→ DATA FOR PROCESSING
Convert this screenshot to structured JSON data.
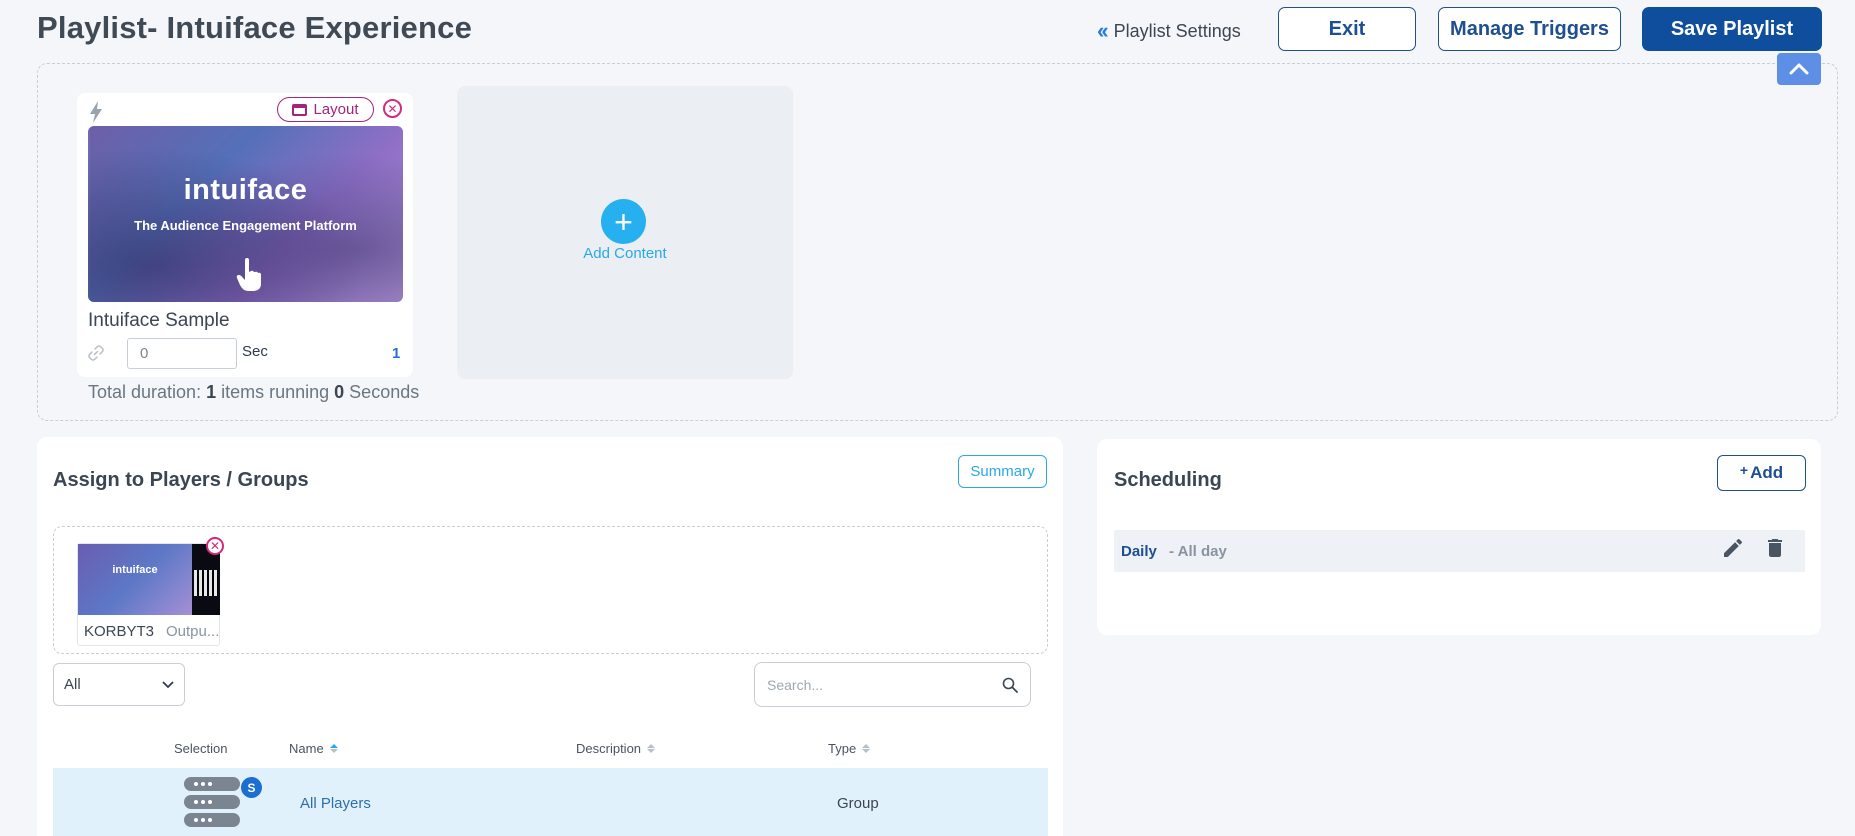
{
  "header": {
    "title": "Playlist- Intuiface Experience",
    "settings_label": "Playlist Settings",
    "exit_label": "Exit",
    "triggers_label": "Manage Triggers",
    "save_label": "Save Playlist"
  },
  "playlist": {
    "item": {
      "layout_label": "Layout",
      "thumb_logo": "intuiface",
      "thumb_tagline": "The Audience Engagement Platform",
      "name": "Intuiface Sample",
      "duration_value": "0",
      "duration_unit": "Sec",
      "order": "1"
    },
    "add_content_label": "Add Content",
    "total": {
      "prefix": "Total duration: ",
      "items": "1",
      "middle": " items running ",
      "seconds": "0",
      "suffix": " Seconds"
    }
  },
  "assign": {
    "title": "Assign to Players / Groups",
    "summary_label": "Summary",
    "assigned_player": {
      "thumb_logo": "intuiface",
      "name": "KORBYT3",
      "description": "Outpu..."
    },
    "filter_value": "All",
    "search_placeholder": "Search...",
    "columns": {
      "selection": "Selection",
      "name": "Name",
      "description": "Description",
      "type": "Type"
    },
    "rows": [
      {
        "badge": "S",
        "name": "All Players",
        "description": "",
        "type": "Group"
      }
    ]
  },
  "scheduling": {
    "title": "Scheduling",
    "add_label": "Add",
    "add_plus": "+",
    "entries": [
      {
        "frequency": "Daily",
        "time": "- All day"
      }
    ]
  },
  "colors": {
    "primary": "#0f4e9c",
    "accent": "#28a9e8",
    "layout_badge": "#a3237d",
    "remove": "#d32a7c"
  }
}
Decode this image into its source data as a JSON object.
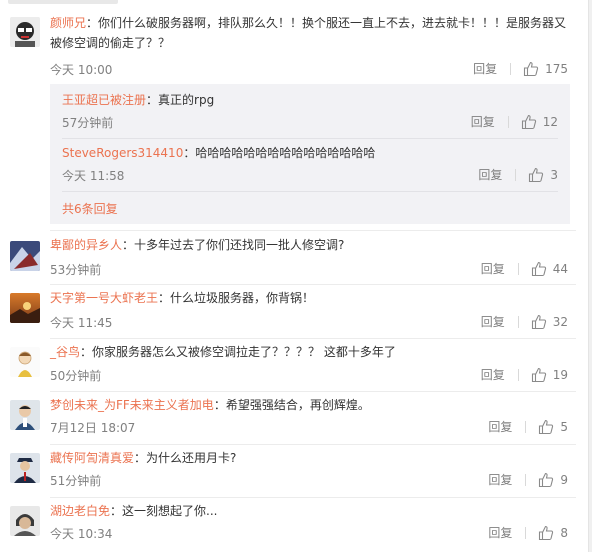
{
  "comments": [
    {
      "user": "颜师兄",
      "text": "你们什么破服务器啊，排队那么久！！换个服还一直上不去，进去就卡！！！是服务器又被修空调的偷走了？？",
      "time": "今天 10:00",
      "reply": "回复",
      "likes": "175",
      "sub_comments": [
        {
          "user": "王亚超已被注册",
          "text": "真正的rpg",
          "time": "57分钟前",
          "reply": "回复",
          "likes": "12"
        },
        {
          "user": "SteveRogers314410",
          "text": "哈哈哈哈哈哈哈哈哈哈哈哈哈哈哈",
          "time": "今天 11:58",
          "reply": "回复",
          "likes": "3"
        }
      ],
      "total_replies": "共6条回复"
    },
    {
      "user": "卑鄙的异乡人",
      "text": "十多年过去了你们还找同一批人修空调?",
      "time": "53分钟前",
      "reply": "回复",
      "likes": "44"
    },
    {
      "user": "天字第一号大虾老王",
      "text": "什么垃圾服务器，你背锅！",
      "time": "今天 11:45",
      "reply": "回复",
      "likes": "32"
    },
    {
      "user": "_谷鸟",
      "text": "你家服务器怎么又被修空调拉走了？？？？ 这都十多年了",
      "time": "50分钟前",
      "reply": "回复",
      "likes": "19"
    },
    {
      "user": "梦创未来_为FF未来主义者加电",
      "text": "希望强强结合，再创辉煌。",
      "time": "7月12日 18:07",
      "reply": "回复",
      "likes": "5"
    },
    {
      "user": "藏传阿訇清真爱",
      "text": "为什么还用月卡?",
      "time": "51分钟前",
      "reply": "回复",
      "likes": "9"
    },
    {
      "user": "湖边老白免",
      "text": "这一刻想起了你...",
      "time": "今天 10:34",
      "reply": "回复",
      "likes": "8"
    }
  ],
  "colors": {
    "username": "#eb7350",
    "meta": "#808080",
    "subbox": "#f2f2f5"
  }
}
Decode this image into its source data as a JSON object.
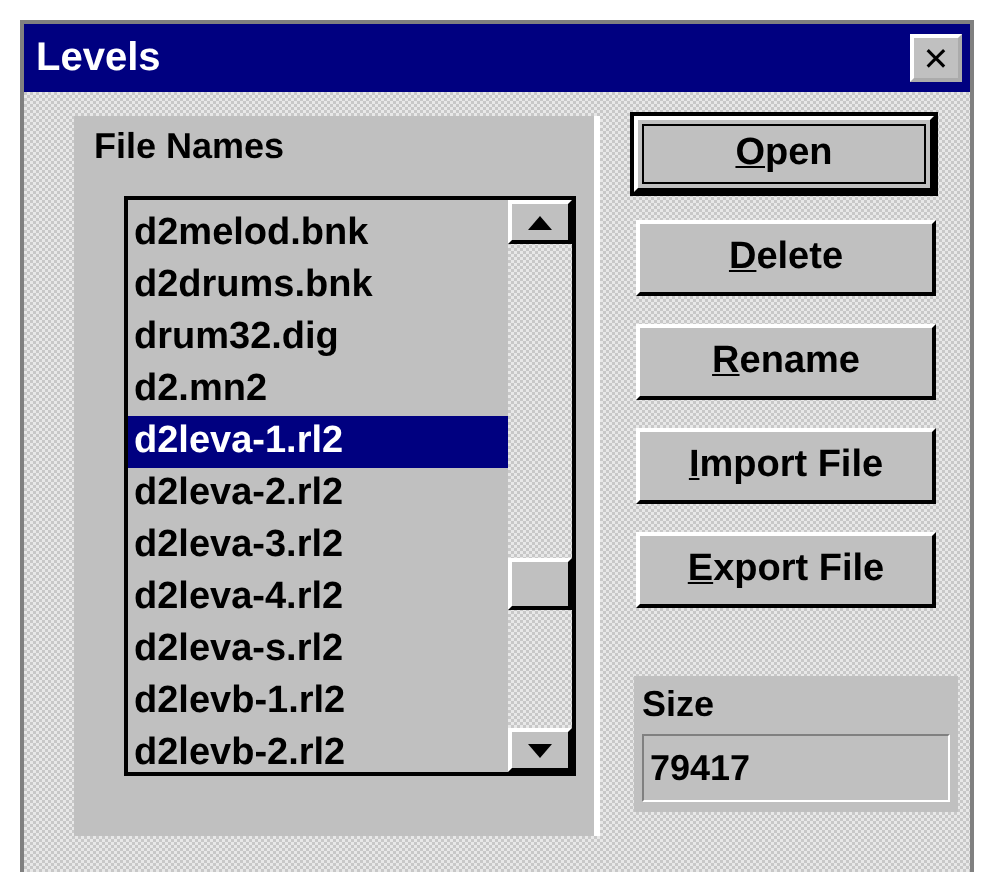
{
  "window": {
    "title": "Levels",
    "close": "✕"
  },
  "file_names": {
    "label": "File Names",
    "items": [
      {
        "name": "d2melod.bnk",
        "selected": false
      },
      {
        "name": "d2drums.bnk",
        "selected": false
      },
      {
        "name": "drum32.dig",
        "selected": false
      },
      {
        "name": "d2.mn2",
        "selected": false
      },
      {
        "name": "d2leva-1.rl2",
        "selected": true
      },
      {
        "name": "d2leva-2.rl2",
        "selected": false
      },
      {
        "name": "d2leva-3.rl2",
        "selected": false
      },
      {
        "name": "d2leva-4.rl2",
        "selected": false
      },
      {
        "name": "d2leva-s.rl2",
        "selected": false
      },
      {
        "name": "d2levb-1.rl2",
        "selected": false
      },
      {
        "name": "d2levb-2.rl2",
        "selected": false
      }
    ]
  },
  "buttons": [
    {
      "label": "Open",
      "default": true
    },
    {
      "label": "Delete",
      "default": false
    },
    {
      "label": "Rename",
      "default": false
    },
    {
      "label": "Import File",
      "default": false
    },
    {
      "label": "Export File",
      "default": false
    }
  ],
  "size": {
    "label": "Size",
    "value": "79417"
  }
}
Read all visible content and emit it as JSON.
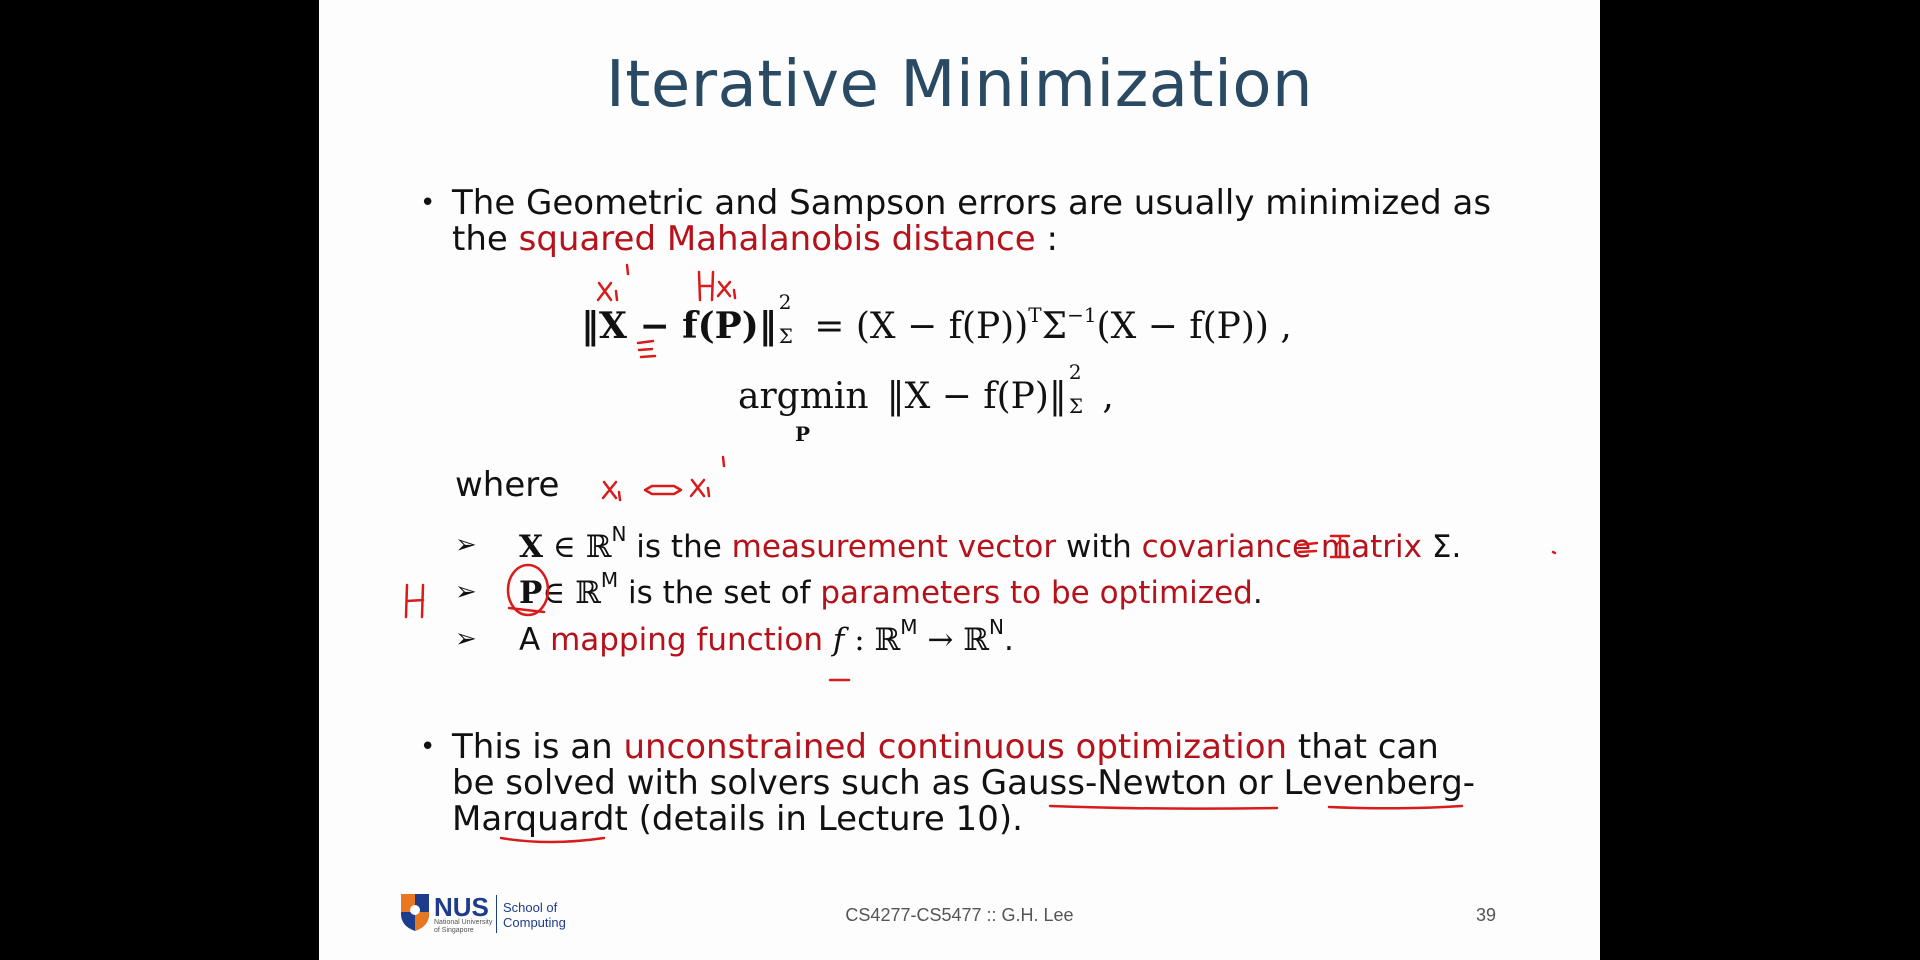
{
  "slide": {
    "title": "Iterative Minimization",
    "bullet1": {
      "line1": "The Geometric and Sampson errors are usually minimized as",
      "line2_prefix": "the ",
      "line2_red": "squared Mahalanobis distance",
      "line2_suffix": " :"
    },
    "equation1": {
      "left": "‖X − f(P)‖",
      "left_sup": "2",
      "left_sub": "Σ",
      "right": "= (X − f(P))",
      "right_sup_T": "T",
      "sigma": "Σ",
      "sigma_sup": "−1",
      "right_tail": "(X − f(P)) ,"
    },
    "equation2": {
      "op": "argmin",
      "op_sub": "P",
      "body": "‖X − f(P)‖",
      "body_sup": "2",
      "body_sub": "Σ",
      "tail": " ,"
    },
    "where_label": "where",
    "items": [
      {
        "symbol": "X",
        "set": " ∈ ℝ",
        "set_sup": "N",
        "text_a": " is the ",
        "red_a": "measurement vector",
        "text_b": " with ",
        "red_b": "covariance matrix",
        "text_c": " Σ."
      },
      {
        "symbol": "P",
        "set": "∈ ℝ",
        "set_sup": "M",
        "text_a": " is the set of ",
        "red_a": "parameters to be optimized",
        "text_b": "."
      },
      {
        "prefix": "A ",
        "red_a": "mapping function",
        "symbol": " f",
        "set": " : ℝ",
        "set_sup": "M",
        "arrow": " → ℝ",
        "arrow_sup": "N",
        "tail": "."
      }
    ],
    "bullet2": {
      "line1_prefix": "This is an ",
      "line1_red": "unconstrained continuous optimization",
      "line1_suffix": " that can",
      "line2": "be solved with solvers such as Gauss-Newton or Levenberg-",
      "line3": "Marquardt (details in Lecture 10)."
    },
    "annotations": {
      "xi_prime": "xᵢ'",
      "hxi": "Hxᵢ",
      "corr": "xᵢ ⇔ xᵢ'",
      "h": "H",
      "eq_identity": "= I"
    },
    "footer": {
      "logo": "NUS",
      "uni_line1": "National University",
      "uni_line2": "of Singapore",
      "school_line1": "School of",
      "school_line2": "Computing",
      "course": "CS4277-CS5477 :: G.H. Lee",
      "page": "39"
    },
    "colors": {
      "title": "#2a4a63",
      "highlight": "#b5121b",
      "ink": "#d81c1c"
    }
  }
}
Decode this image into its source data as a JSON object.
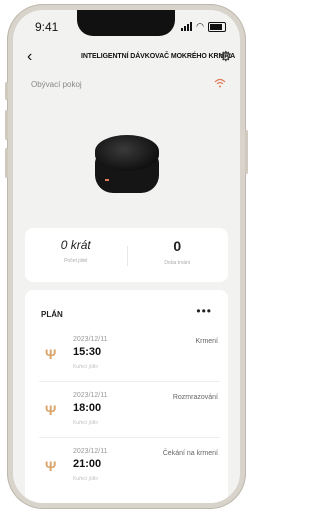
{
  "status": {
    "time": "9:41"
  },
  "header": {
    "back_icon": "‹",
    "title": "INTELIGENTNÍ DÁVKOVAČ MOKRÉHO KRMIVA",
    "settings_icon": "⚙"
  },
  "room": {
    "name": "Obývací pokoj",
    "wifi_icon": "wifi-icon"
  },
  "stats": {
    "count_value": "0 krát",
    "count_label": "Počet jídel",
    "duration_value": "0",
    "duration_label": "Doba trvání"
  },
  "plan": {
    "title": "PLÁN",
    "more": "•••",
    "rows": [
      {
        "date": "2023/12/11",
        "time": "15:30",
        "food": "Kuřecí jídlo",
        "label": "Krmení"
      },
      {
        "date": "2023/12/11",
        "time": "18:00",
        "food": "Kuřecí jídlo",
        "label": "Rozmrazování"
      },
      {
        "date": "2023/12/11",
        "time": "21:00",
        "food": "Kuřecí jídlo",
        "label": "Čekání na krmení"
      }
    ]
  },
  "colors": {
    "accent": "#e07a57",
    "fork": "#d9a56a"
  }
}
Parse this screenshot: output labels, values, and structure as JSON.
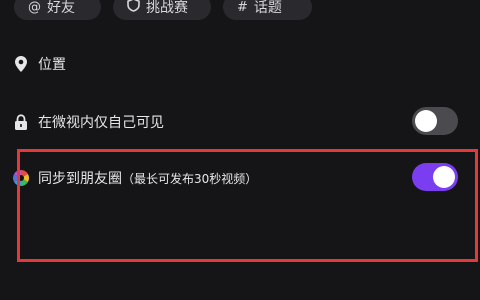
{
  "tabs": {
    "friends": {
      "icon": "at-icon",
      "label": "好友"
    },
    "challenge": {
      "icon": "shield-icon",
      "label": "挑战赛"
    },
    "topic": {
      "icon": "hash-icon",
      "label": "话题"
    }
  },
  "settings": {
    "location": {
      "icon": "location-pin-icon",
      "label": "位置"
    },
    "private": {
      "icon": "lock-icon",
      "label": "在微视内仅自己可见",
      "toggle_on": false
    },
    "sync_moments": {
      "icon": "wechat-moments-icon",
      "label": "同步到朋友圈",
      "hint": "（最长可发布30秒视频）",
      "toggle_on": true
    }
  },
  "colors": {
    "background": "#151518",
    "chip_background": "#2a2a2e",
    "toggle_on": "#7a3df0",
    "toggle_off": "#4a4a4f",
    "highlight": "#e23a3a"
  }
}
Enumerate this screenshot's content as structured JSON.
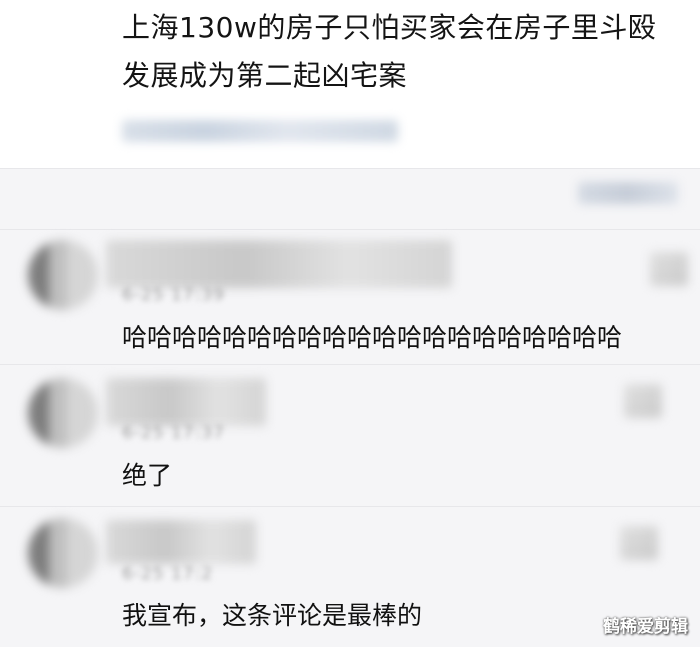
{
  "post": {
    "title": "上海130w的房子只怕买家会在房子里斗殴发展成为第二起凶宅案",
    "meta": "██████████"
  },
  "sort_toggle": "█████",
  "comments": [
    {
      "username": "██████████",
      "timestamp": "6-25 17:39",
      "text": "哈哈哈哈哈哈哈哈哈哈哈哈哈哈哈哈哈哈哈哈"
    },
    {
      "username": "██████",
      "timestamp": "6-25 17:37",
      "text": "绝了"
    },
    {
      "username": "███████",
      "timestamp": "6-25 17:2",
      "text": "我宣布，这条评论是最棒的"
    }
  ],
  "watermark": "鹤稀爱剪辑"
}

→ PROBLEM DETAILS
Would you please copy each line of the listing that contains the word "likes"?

→ ANSWER TO THE PROBLEM
      "likes": "175",
          "likes": "12"
          "likes": "3"
      "likes": "44"
      "likes": "32"
      "likes": "19"
      "likes": "5"
      "likes": "9"
      "likes": "8"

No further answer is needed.